Here is why I continue to use the New International Version of the Bible as we approach the 50th anniversary of the commissioning of the NIV. What we know as the NIV was commissioned in 1965, and the complete translation was first published in 1978. Since this time, literally dozens of Bible translations have come out in English. Yet I continue to use the NIV for three reasons. For its accuracy, its simplicity, and its popularity.
Let me just say a word about each of these. First, it is accurate. When you look at the list of scholars who have worked on New International Version in the past and who continue to work on it today, it’s really a who’s who in biblical scholarship. I trust the NIV because it represents no single method of theology, no single strain of Christianity. It has a broad base, broad appeal, and isn’t trying to promote any particular agenda.
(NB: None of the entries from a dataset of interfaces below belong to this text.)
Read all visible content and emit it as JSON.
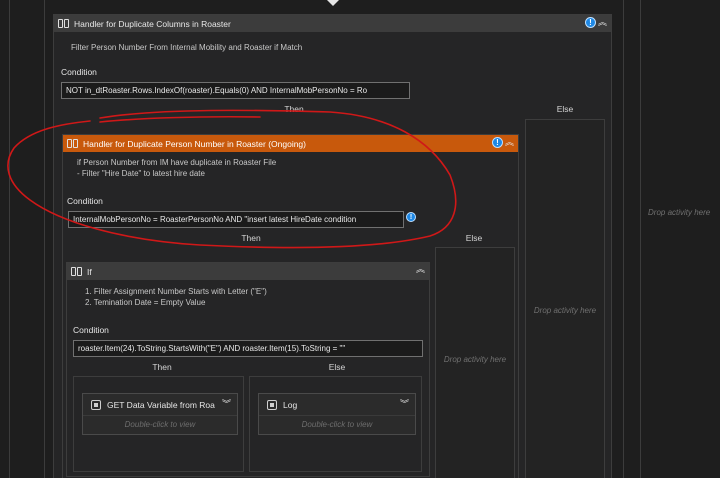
{
  "outer": {
    "title": "Handler for Duplicate Columns in Roaster",
    "description": "Filter Person Number From Internal Mobility and Roaster if Match",
    "condition_label": "Condition",
    "condition": "NOT in_dtRoaster.Rows.IndexOf(roaster).Equals(0) AND InternalMobPersonNo = Ro",
    "then_label": "Then",
    "else_label": "Else"
  },
  "inner": {
    "title": "Handler for Duplicate Person Number in Roaster (Ongoing)",
    "description": [
      "if Person Number from IM have duplicate in Roaster File",
      "- Filter \"Hire Date\" to latest hire date"
    ],
    "condition_label": "Condition",
    "condition": "InternalMobPersonNo = RoasterPersonNo AND \"insert latest HireDate condition",
    "then_label": "Then",
    "else_label": "Else"
  },
  "if_block": {
    "title": "If",
    "description": [
      "1. Filter Assignment Number Starts with Letter (\"E\")",
      "2. Temination Date =  Empty Value"
    ],
    "condition_label": "Condition",
    "condition": "roaster.Item(24).ToString.StartsWith(\"E\") AND roaster.Item(15).ToString = \"\"",
    "then_label": "Then",
    "else_label": "Else"
  },
  "activities": {
    "get_data": {
      "title": "GET Data Variable from Roa",
      "hint": "Double-click to view"
    },
    "log": {
      "title": "Log",
      "hint": "Double-click to view"
    }
  },
  "drop_text": "Drop activity here",
  "icons": {
    "info": "info-icon",
    "collapse": "chevron-up-icon",
    "expand": "chevron-down-icon"
  },
  "colors": {
    "orange_header": "#c8590c",
    "annotation": "#d01818",
    "info": "#1e88e5"
  }
}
That means a lot to me. Let the text teach itself. There are translations coming out today that are basically being built to protect and promote a particular view of theology. Well, they’ve got it backwards. That is letting your theology dictate the Bible, rather than letting the Bible dictate your theology. The NIV is an accurate translation.
The second reason is it’s simple. It’s easy to read. It’s understandable and people can use it. I never find it hard to use because it’s self-explanatory. In fact, a lot of times, you don’t have to interpret anything because the Scripture just speaks for itself. The NIV makes the meaning plain. I understand why some people like to use the King James Version because it gives them something to explain. But when you use the New International Version, you spend less time on interpretation and more time on application, because the text speaks for itself.
And then I continue to use it because of its popularity. It is, by far, the most popular Bible translation, so I know that when I quote from it, more people are going to resonate with that translation than with a less popular translation.
I want to say congratulations to the Committee on Bible Translation, Biblica, the other Bible publishers, and all who had a part in the New International Version in the commemoration of this 50th year since the commissioning of the NIV.
— Rick Warren, Author, Pastor, Saddleback Church